## TASK OBJECTIVE
Could you please retype all of the data below exactly?

_ _ _ _ _

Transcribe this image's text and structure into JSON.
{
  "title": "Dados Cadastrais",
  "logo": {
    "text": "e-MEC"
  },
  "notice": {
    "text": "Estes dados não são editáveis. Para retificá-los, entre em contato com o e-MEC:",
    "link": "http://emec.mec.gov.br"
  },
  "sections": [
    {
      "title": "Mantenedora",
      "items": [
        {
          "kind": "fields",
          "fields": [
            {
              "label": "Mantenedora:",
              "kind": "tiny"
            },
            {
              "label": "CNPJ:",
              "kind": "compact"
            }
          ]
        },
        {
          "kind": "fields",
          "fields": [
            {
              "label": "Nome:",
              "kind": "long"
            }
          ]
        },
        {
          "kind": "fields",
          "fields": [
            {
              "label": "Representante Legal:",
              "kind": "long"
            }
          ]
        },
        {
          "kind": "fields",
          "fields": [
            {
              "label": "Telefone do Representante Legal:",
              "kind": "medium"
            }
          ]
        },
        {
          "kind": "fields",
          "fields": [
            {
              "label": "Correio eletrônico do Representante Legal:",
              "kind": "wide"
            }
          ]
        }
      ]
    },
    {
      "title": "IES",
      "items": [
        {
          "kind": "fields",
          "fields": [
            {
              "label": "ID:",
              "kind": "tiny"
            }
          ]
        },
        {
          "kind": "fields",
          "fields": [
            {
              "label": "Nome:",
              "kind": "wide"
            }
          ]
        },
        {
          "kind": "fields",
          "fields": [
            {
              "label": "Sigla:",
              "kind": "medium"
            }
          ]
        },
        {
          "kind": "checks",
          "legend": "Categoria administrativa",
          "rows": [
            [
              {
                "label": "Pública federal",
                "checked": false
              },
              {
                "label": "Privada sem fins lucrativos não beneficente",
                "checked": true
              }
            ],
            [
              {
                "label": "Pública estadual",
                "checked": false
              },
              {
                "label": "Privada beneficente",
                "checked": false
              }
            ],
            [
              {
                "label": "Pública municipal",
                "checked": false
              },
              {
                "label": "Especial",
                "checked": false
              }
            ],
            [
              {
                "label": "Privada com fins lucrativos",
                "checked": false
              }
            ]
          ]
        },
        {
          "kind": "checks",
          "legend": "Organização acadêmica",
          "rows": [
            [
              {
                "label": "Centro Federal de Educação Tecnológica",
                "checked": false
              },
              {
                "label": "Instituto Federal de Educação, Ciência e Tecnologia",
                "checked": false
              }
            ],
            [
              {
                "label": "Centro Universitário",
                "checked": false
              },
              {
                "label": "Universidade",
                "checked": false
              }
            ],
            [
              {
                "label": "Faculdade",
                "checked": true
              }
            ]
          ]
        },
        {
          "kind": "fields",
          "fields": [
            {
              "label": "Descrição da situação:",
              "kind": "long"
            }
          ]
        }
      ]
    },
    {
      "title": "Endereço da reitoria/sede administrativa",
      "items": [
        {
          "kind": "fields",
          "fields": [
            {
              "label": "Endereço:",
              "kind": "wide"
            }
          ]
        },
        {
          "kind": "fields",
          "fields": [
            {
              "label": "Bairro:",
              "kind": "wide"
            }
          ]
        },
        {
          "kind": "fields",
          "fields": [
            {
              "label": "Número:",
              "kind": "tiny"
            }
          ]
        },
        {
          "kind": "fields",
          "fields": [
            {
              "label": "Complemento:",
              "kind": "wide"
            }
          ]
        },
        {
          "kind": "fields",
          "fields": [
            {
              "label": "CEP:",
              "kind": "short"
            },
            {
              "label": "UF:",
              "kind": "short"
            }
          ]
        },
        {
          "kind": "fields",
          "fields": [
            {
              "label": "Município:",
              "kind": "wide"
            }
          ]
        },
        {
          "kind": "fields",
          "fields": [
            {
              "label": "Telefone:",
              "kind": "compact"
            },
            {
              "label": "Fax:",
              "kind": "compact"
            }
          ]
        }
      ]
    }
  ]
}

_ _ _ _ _

## ANSWER BOX
Transcribe this image's text and structure into JSON.
{
  "title": "Dados Cadastrais",
  "logo": {
    "text": "e-MEC"
  },
  "notice": {
    "text": "Estes dados não são editáveis. Para retificá-los, entre em contato com o e-MEC:",
    "link": "http://emec.mec.gov.br"
  },
  "sections": [
    {
      "title": "Mantenedora",
      "items": [
        {
          "kind": "fields",
          "fields": [
            {
              "label": "Mantenedora:",
              "kind": "tiny"
            },
            {
              "label": "CNPJ:",
              "kind": "compact"
            }
          ]
        },
        {
          "kind": "fields",
          "fields": [
            {
              "label": "Nome:",
              "kind": "long"
            }
          ]
        },
        {
          "kind": "fields",
          "fields": [
            {
              "label": "Representante Legal:",
              "kind": "long"
            }
          ]
        },
        {
          "kind": "fields",
          "fields": [
            {
              "label": "Telefone do Representante Legal:",
              "kind": "medium"
            }
          ]
        },
        {
          "kind": "fields",
          "fields": [
            {
              "label": "Correio eletrônico do Representante Legal:",
              "kind": "wide"
            }
          ]
        }
      ]
    },
    {
      "title": "IES",
      "items": [
        {
          "kind": "fields",
          "fields": [
            {
              "label": "ID:",
              "kind": "tiny"
            }
          ]
        },
        {
          "kind": "fields",
          "fields": [
            {
              "label": "Nome:",
              "kind": "wide"
            }
          ]
        },
        {
          "kind": "fields",
          "fields": [
            {
              "label": "Sigla:",
              "kind": "medium"
            }
          ]
        },
        {
          "kind": "checks",
          "legend": "Categoria administrativa",
          "rows": [
            [
              {
                "label": "Pública federal",
                "checked": false
              },
              {
                "label": "Privada sem fins lucrativos não beneficente",
                "checked": true
              }
            ],
            [
              {
                "label": "Pública estadual",
                "checked": false
              },
              {
                "label": "Privada beneficente",
                "checked": false
              }
            ],
            [
              {
                "label": "Pública municipal",
                "checked": false
              },
              {
                "label": "Especial",
                "checked": false
              }
            ],
            [
              {
                "label": "Privada com fins lucrativos",
                "checked": false
              }
            ]
          ]
        },
        {
          "kind": "checks",
          "legend": "Organização acadêmica",
          "rows": [
            [
              {
                "label": "Centro Federal de Educação Tecnológica",
                "checked": false
              },
              {
                "label": "Instituto Federal de Educação, Ciência e Tecnologia",
                "checked": false
              }
            ],
            [
              {
                "label": "Centro Universitário",
                "checked": false
              },
              {
                "label": "Universidade",
                "checked": false
              }
            ],
            [
              {
                "label": "Faculdade",
                "checked": true
              }
            ]
          ]
        },
        {
          "kind": "fields",
          "fields": [
            {
              "label": "Descrição da situação:",
              "kind": "long"
            }
          ]
        }
      ]
    },
    {
      "title": "Endereço da reitoria/sede administrativa",
      "items": [
        {
          "kind": "fields",
          "fields": [
            {
              "label": "Endereço:",
              "kind": "wide"
            }
          ]
        },
        {
          "kind": "fields",
          "fields": [
            {
              "label": "Bairro:",
              "kind": "wide"
            }
          ]
        },
        {
          "kind": "fields",
          "fields": [
            {
              "label": "Número:",
              "kind": "tiny"
            }
          ]
        },
        {
          "kind": "fields",
          "fields": [
            {
              "label": "Complemento:",
              "kind": "wide"
            }
          ]
        },
        {
          "kind": "fields",
          "fields": [
            {
              "label": "CEP:",
              "kind": "short"
            },
            {
              "label": "UF:",
              "kind": "short"
            }
          ]
        },
        {
          "kind": "fields",
          "fields": [
            {
              "label": "Município:",
              "kind": "wide"
            }
          ]
        },
        {
          "kind": "fields",
          "fields": [
            {
              "label": "Telefone:",
              "kind": "compact"
            },
            {
              "label": "Fax:",
              "kind": "compact"
            }
          ]
        }
      ]
    }
  ]
}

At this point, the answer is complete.